The financial cost of the tornado in Moore could be greater than the $2 billion in damage from a 2011 tornado that killed 158 people in Joplin, Missouri, Herth said, adding that the Joplin twister left a smaller trail of destruction.
For the first time Wednesday, authorities provided a clearer accounting of the destruction in Moore, a town of about 56,000 in a central U.S. region known as Tornado Alley. Moore was also hit by a massive tornado in 1999.
Between 12,000 and 13,000 homes were destroyed or damaged and 33,000 people were affected in some way by the storm, said Oklahoma
City Mayor Mick Cornett, speaking at a news conference.

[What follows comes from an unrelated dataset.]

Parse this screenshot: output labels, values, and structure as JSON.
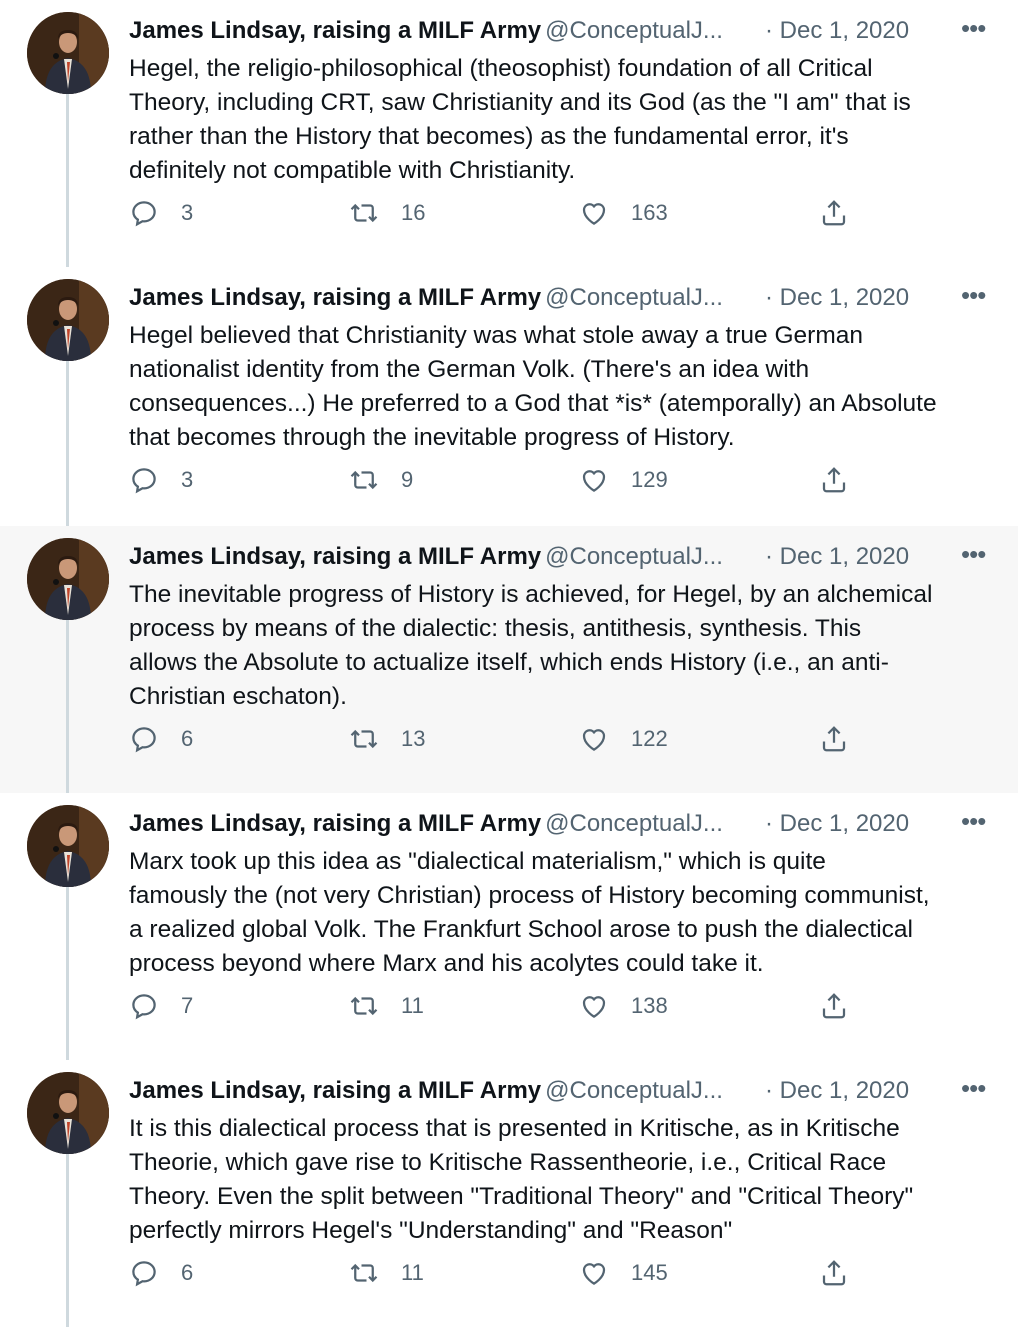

He also put the monetary damage estimate at between $1.5 billion to $2 billion.
Emergency officials were unable to put a figure on the number of people left homeless, because many people have been taken in by relatives and only a few dozen have stayed overnight at Red Cross shelters.
Six adults remain unaccounted for since the tornado, said Oklahoma Department of Emergency Management Director Albert Ashwood. It’s possible those people had just “walked off” their properties or could still be found in the rubble, Ashwood said.
President Barack Obama will travel to Moore on Sunday to view the damage first-hand and meet with victims and emergency personnel.
Secretary of Homeland Security Janet Napolitano visited the area Wednesday, pledging the government’s support.
Dan Ramsey, president of the Independent Insurance Agents of Oklahoma, said a damage estimate in the low billions is “not surprising.”
“Certainly it’s in the hundreds of millions,” Ramsey said. “I suppose seeing projections from similar disasters, it could stretch to a billion” or more.
The National Weather Service said the tornado was a top-of-the-scale EF5 twister with winds of at least 200 mph (322 kph) — the first EF5 tornado of 2013.
The Oklahoma medical examiner’s office announced that it has positively identified 23 of the 24 people who died in the tornado, and that 10 of those killed are children.
All of the children have been identified, among them a 4-month-old and a 7-month-old. Both babies died from head injuries. The eight other children ranged in age from 4 years to 9 years. Of those, six were suffocated. The other two died from massive injuries.
Mayor Glen Lewis said Wednesday he would propose an ordinance in the next couple of days to modify building codes to require that every new home in the town would have a reinforced tornado shelter.
Underground safe rooms are typically built below garages and can cost around $4,000.
Residents clearing massive piles of debris were also trying to get hold of essentials like mobile phones and prescription drugs lost in the destruction. Cellular service providers set up mobile retail outlets and charging stations. At least one was offering free phone calls and loaner phones.
Insurance companies have also set up emergency operation centers to take calls from people trying to get prescriptions filled and handle other health care needs.
The emotional trauma of the destruction compounded the tornado’s cost.
With her son holding her elbow, 83-year-old Colleen Arvin walked up her driveway Tuesday to see what was left of her home of 40 years.
Part of the roof was sitting in the front yard, and the siding from the front of her home for the past 40 years was gone. As her son and grandsons picked through what was left of her belongings, Arvin found some dark humor in the situation.
“Oh thank God,” she said, laughing, when a grandson brought over her keys. “We can get in the house.”